            end_time = time.perf_counter()

            print(f"Question: {question}")
            print(f"Answer: {answer}")
            print(f"Score: {score:.2f}")
            print(f"Time: {end_time - start_time:.2f}s")


Run on local paragraphs

Change sources to your own to answer your questions. You can use as many sources as you want. Usually, you need to wait a few seconds for the answer, but the longer the context, the longer the waiting time. The model is very limited and sensitive for the input. The answer can depend on whether there is a question mark at the end. The model will try to answer any of your questions even if there is no good answer in the context. Therefore, in such cases, you can see random results.

Sample source: a paragraph from Computational complexity theory

Sample questions:

  • What is the term for a task that generally lends itself to being solved by a computer?

  • By what main attribute are computational problems classified utilizing computational complexity theory?

  • What branch of theoretical computer science deals with broadly classifying computational problems by difficulty and class of relationship?

If you want to stop the processing just put an empty string.

First, run the code below.

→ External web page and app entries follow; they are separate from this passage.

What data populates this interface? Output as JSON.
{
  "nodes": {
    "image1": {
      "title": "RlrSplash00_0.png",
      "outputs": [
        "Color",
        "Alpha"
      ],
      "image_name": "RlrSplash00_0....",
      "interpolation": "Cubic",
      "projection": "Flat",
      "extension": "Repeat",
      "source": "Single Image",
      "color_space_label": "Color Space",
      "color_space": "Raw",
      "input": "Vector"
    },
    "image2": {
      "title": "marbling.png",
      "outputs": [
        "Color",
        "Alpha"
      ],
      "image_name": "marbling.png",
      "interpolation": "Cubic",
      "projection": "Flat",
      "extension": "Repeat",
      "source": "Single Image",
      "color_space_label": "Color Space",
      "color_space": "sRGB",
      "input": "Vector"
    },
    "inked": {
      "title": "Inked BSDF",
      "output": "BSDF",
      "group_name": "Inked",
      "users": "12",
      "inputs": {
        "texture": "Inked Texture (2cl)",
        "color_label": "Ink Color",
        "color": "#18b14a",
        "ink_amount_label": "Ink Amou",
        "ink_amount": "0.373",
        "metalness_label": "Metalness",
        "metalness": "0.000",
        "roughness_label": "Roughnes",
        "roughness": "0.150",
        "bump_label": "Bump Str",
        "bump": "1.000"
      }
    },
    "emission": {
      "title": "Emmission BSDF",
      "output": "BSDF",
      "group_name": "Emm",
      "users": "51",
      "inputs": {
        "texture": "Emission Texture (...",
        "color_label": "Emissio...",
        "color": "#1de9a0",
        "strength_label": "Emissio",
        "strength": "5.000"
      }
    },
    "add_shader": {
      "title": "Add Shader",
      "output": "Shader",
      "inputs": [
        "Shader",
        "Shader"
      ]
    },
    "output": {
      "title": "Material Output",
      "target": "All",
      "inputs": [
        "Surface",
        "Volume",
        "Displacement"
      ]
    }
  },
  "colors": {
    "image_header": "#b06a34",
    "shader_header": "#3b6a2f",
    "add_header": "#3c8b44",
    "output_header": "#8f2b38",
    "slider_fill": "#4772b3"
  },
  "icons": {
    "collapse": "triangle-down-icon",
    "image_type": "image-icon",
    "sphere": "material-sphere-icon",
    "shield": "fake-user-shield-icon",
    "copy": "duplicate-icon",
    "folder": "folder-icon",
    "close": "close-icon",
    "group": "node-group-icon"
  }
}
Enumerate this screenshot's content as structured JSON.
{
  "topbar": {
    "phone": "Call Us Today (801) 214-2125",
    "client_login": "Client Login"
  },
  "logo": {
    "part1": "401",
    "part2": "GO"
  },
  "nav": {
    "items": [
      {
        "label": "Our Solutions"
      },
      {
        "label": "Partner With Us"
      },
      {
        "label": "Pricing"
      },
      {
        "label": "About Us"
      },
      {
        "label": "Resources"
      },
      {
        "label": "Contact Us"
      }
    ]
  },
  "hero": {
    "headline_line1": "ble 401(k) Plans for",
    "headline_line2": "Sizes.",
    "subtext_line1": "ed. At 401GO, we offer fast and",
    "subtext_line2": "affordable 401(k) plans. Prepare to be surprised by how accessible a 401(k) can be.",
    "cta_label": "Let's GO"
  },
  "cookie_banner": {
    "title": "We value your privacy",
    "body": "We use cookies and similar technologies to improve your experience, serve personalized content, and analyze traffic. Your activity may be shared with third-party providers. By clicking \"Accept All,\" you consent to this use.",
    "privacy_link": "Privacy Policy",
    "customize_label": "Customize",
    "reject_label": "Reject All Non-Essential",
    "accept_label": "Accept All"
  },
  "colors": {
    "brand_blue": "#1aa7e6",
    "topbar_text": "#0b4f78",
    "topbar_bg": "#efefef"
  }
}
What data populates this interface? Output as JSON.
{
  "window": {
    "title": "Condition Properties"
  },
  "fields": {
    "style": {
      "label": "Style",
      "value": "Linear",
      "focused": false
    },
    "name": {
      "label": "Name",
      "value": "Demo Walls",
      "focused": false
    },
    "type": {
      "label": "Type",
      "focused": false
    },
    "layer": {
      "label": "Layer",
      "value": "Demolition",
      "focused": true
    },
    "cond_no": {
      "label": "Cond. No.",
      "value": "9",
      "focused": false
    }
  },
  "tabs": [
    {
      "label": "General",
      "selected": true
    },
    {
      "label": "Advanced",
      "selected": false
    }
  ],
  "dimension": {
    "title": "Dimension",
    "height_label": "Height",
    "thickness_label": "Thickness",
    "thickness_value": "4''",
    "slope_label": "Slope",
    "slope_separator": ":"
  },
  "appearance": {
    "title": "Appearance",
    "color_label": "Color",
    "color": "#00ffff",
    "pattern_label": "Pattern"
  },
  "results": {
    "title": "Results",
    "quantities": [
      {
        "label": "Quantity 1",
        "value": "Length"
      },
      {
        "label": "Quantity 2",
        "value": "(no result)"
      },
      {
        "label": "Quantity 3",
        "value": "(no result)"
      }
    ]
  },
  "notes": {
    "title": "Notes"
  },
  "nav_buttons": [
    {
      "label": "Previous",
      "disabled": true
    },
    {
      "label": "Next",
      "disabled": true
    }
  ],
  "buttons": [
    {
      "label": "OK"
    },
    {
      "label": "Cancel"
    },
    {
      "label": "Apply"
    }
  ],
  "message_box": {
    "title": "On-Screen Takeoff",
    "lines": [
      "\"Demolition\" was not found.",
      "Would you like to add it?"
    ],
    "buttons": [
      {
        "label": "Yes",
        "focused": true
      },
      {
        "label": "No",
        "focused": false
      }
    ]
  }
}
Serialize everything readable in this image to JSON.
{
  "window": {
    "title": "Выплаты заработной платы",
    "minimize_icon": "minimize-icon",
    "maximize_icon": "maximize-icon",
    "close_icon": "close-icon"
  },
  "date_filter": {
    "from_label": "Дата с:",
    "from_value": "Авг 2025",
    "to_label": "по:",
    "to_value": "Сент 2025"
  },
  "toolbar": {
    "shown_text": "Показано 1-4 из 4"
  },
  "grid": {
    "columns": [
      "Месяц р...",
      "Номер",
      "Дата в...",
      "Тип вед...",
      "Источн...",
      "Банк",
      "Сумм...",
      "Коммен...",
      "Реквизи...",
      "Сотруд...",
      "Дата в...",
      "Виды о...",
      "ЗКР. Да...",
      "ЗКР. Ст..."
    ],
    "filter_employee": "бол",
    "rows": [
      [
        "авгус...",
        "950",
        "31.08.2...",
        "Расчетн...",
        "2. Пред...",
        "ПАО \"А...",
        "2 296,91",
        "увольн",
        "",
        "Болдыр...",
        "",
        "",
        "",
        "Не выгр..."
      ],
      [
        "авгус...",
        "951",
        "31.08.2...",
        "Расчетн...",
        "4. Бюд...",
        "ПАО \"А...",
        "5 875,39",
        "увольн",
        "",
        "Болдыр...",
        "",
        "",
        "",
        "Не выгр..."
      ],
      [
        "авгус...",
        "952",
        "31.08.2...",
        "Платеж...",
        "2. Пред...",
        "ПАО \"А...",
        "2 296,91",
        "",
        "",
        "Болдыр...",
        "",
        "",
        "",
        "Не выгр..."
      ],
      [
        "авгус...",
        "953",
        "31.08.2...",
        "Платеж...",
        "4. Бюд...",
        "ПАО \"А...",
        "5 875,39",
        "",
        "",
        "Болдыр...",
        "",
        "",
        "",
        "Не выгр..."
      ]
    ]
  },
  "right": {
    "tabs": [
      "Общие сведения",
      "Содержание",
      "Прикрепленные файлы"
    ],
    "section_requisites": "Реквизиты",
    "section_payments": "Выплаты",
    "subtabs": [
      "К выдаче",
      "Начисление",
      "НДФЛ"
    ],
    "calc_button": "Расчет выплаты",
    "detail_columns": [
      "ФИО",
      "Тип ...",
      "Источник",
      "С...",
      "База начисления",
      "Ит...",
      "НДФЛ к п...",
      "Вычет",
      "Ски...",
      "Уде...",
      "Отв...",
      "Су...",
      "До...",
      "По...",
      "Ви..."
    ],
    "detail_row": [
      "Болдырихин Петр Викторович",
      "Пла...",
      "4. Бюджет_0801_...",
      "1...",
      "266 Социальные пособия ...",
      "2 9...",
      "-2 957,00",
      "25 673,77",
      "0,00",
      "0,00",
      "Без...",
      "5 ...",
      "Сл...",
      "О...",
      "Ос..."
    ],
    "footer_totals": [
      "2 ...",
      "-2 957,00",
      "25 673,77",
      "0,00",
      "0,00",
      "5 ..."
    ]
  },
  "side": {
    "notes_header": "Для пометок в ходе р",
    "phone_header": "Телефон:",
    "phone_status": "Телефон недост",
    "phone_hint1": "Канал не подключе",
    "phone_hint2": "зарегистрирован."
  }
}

If you want to run it in interactive mode set ``example_question`` as ``None``, run the code, and then put your questions in the box.

sources = ["Computational complexity theory is a branch of the theory of computation in theoretical computer "
           "science that focuses on classifying computational problems according to their inherent difficulty, "
           "and relating those classes to each other. A computational problem is understood to be a task that "
           "is in principle amenable to being solved by a computer, which is equivalent to stating that the "
           "problem may be solved by mechanical application of mathematical steps, such as an algorithm."]

question = "What is the term for a task that generally lends itself to being solved by a computer?"

run_question_answering(sources, example_question=question)
Context: ['Computational complexity theory is a branch of the theory of computation in theoretical computer science that focuses on classifying computational problems according to their inherent difficulty, and relating those classes to each other. A computational problem is understood to be a task that is in principle amenable to being solved by a computer, which is equivalent to stating that the problem may be solved by mechanical application of mathematical steps, such as an algorithm.']
Question: What is the term for a task that generally lends itself to being solved by a computer?
Answer: A computational problem
Score: 0.53
Time: 0.04s

Run on websites

You can also provide URLs. Note that the context (a knowledge base) is built from paragraphs on websites. If some information is outside the paragraphs, the algorithm will not be able to find it.

Sample source: OpenVINO wiki

Sample questions:

  • What does OpenVINO mean?

  • What is the license for OpenVINO?

  • Where can you deploy OpenVINO code?

If you want to stop the processing just put an empty string.

First, run the code below. If you want to run it in interactive mode set ``example_question`` as ``None``, run the code, and then put your questions in the box.

sources = [""]

question = "What does OpenVINO mean?"

run_question_answering(sources, example_question=question)
Context: ['']
Question: What does OpenVINO mean?
Answer: Open Visual Inference and Neural network Optimization
Score: 0.95
Time: 0.06s